In the case at bar the contention is not between volunteers and creditors, nor is it between holders of liens and creditors. The contention here is between two classes of creditors entitled to a common fund where one class has priority over the other.
It is like the case of partnership and separate creditors in bankruptcy. It is settled there that a surplus in the separate estate left after separate creditors have received full payment of the amount proved by them (that is to say, of the debts due with interest to the date of the bankruptcy proceedings) is to be applied to payment of the amounts proved by partnership creditors. Thomas v. Minot, 10 Gray 263 . It is also settled that in case there is a surplus in the separate estate after the amounts proved by partnership as well as separate creditors have been paid in full, interest to the date of payment is to be made on debts due separate creditors. Whittingstall v. Grover, 35 W. R. 4.
In the case at bar the beneficiaries named in certificates which matured before August 12, 1904, (the date of the insolvency proceedings against the defendant corporation,) have priority in the distribution of the emergency fund. No order for the distribution of the surplus has yet been made. But if the rule laid down in Fogg v. United Order of Golden Lion, 159 Mass. 9 , is followed, those who contributed to that fund will be entitled to the surplus of that fund after the death benefits which matured before August 12, 1904, have been paid, their share in
it being based on their contributions to it. The delay which has ensued in winding up the affairs of the order is no more to be attributed to these persons than it is to be attributed to the beneficiaries of the death benefits which have matured. It is a necessary incident of winding up the affairs of the order. It is true that the income earned by the emergency fund in the interim will enure to the benefit of the second class. But no one of the second class has yet received a cent, while payment of the amount due to them has been made to all of the first class (including the intervening claimants in this suit) whose claims could be adjusted. No interest is to be allowed after August 12, 1904.
[Note p136] The by-law of the defendant referred to above was as follows:
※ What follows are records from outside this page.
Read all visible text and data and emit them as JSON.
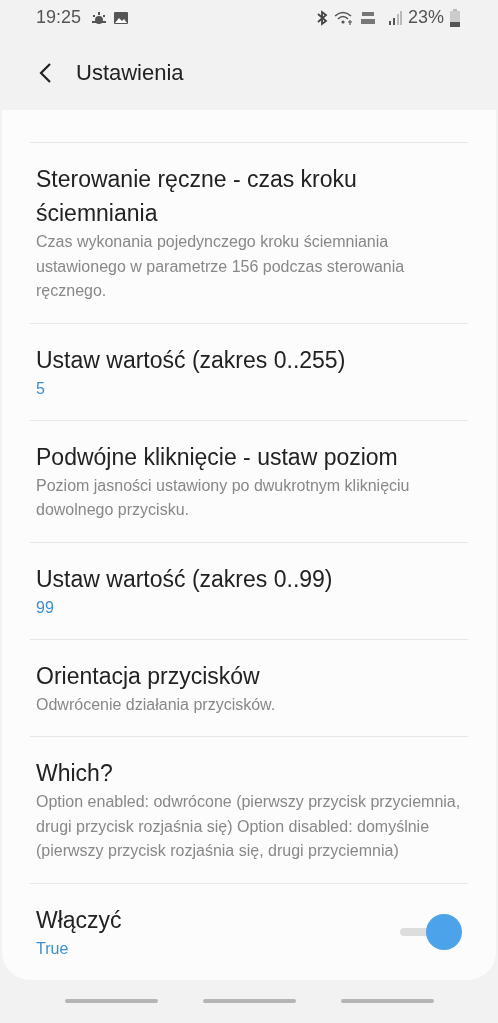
{
  "status_bar": {
    "time": "19:25",
    "battery": "23%"
  },
  "header": {
    "title": "Ustawienia"
  },
  "settings": [
    {
      "kind": "text",
      "title": "Sterowanie ręczne - czas kroku ściemniania",
      "summary": "Czas wykonania pojedynczego kroku ściemniania ustawionego w parametrze 156 podczas sterowania ręcznego."
    },
    {
      "kind": "value",
      "title": "Ustaw wartość (zakres 0..255)",
      "summary": "5"
    },
    {
      "kind": "text",
      "title": "Podwójne kliknięcie - ustaw poziom",
      "summary": "Poziom jasności ustawiony po dwukrotnym kliknięciu dowolnego przycisku."
    },
    {
      "kind": "value",
      "title": "Ustaw wartość (zakres 0..99)",
      "summary": "99"
    },
    {
      "kind": "text",
      "title": "Orientacja przycisków",
      "summary": "Odwrócenie działania przycisków."
    },
    {
      "kind": "text",
      "title": "Which?",
      "summary": "Option enabled: odwrócone (pierwszy przycisk przyciemnia, drugi przycisk rozjaśnia się) Option disabled: domyślnie (pierwszy przycisk rozjaśnia się, drugi przyciemnia)"
    },
    {
      "kind": "switch",
      "title": "Włączyć",
      "summary": "True",
      "on": true
    }
  ]
}
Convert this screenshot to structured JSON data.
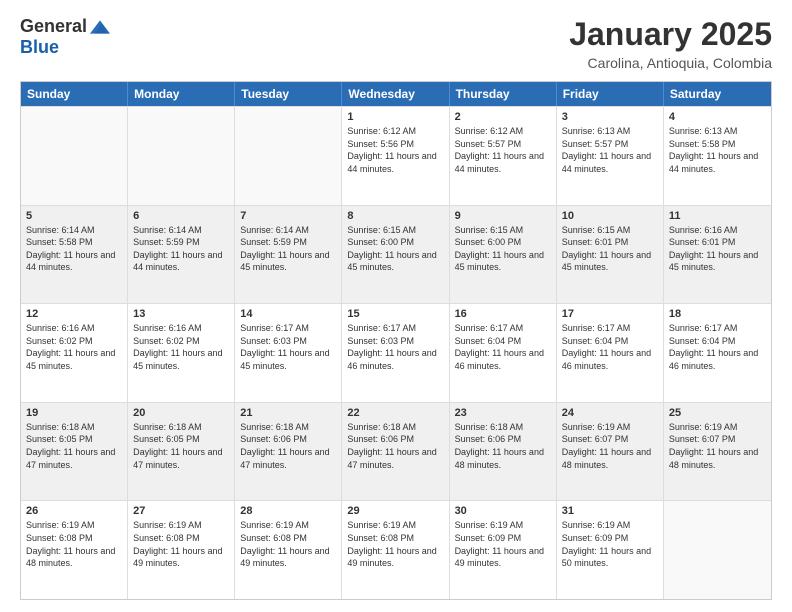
{
  "header": {
    "logo_general": "General",
    "logo_blue": "Blue",
    "month_title": "January 2025",
    "subtitle": "Carolina, Antioquia, Colombia"
  },
  "weekdays": [
    "Sunday",
    "Monday",
    "Tuesday",
    "Wednesday",
    "Thursday",
    "Friday",
    "Saturday"
  ],
  "weeks": [
    [
      {
        "day": "",
        "info": ""
      },
      {
        "day": "",
        "info": ""
      },
      {
        "day": "",
        "info": ""
      },
      {
        "day": "1",
        "info": "Sunrise: 6:12 AM\nSunset: 5:56 PM\nDaylight: 11 hours and 44 minutes."
      },
      {
        "day": "2",
        "info": "Sunrise: 6:12 AM\nSunset: 5:57 PM\nDaylight: 11 hours and 44 minutes."
      },
      {
        "day": "3",
        "info": "Sunrise: 6:13 AM\nSunset: 5:57 PM\nDaylight: 11 hours and 44 minutes."
      },
      {
        "day": "4",
        "info": "Sunrise: 6:13 AM\nSunset: 5:58 PM\nDaylight: 11 hours and 44 minutes."
      }
    ],
    [
      {
        "day": "5",
        "info": "Sunrise: 6:14 AM\nSunset: 5:58 PM\nDaylight: 11 hours and 44 minutes."
      },
      {
        "day": "6",
        "info": "Sunrise: 6:14 AM\nSunset: 5:59 PM\nDaylight: 11 hours and 44 minutes."
      },
      {
        "day": "7",
        "info": "Sunrise: 6:14 AM\nSunset: 5:59 PM\nDaylight: 11 hours and 45 minutes."
      },
      {
        "day": "8",
        "info": "Sunrise: 6:15 AM\nSunset: 6:00 PM\nDaylight: 11 hours and 45 minutes."
      },
      {
        "day": "9",
        "info": "Sunrise: 6:15 AM\nSunset: 6:00 PM\nDaylight: 11 hours and 45 minutes."
      },
      {
        "day": "10",
        "info": "Sunrise: 6:15 AM\nSunset: 6:01 PM\nDaylight: 11 hours and 45 minutes."
      },
      {
        "day": "11",
        "info": "Sunrise: 6:16 AM\nSunset: 6:01 PM\nDaylight: 11 hours and 45 minutes."
      }
    ],
    [
      {
        "day": "12",
        "info": "Sunrise: 6:16 AM\nSunset: 6:02 PM\nDaylight: 11 hours and 45 minutes."
      },
      {
        "day": "13",
        "info": "Sunrise: 6:16 AM\nSunset: 6:02 PM\nDaylight: 11 hours and 45 minutes."
      },
      {
        "day": "14",
        "info": "Sunrise: 6:17 AM\nSunset: 6:03 PM\nDaylight: 11 hours and 45 minutes."
      },
      {
        "day": "15",
        "info": "Sunrise: 6:17 AM\nSunset: 6:03 PM\nDaylight: 11 hours and 46 minutes."
      },
      {
        "day": "16",
        "info": "Sunrise: 6:17 AM\nSunset: 6:04 PM\nDaylight: 11 hours and 46 minutes."
      },
      {
        "day": "17",
        "info": "Sunrise: 6:17 AM\nSunset: 6:04 PM\nDaylight: 11 hours and 46 minutes."
      },
      {
        "day": "18",
        "info": "Sunrise: 6:17 AM\nSunset: 6:04 PM\nDaylight: 11 hours and 46 minutes."
      }
    ],
    [
      {
        "day": "19",
        "info": "Sunrise: 6:18 AM\nSunset: 6:05 PM\nDaylight: 11 hours and 47 minutes."
      },
      {
        "day": "20",
        "info": "Sunrise: 6:18 AM\nSunset: 6:05 PM\nDaylight: 11 hours and 47 minutes."
      },
      {
        "day": "21",
        "info": "Sunrise: 6:18 AM\nSunset: 6:06 PM\nDaylight: 11 hours and 47 minutes."
      },
      {
        "day": "22",
        "info": "Sunrise: 6:18 AM\nSunset: 6:06 PM\nDaylight: 11 hours and 47 minutes."
      },
      {
        "day": "23",
        "info": "Sunrise: 6:18 AM\nSunset: 6:06 PM\nDaylight: 11 hours and 48 minutes."
      },
      {
        "day": "24",
        "info": "Sunrise: 6:19 AM\nSunset: 6:07 PM\nDaylight: 11 hours and 48 minutes."
      },
      {
        "day": "25",
        "info": "Sunrise: 6:19 AM\nSunset: 6:07 PM\nDaylight: 11 hours and 48 minutes."
      }
    ],
    [
      {
        "day": "26",
        "info": "Sunrise: 6:19 AM\nSunset: 6:08 PM\nDaylight: 11 hours and 48 minutes."
      },
      {
        "day": "27",
        "info": "Sunrise: 6:19 AM\nSunset: 6:08 PM\nDaylight: 11 hours and 49 minutes."
      },
      {
        "day": "28",
        "info": "Sunrise: 6:19 AM\nSunset: 6:08 PM\nDaylight: 11 hours and 49 minutes."
      },
      {
        "day": "29",
        "info": "Sunrise: 6:19 AM\nSunset: 6:08 PM\nDaylight: 11 hours and 49 minutes."
      },
      {
        "day": "30",
        "info": "Sunrise: 6:19 AM\nSunset: 6:09 PM\nDaylight: 11 hours and 49 minutes."
      },
      {
        "day": "31",
        "info": "Sunrise: 6:19 AM\nSunset: 6:09 PM\nDaylight: 11 hours and 50 minutes."
      },
      {
        "day": "",
        "info": ""
      }
    ]
  ]
}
"53. Death benefits shall be paid from a fund created and sustained by periodical assessments from all members, to be known as the benefit fund. These assessments and fund shall not be used for any other purpose than the payment of death benefits or the establishment of the emergency fund in the manner provided by these laws; but it shall be lawful to pay out of said fund the amount of any judgment obtained against the Supreme Council upon a benefit certificate, and the expenses of any litigation under the direction of the general counsel. If at any time or in any case it becomes necessary to pay the money due on a benefit certificate into court, or the same is ordered paid into court by reason of any contest, there shall be deducted from the amount called for by such benefit certificate such reasonable sum for attorney fees and expenses as may be agreed upon or be fixed by the court into which such money is paid."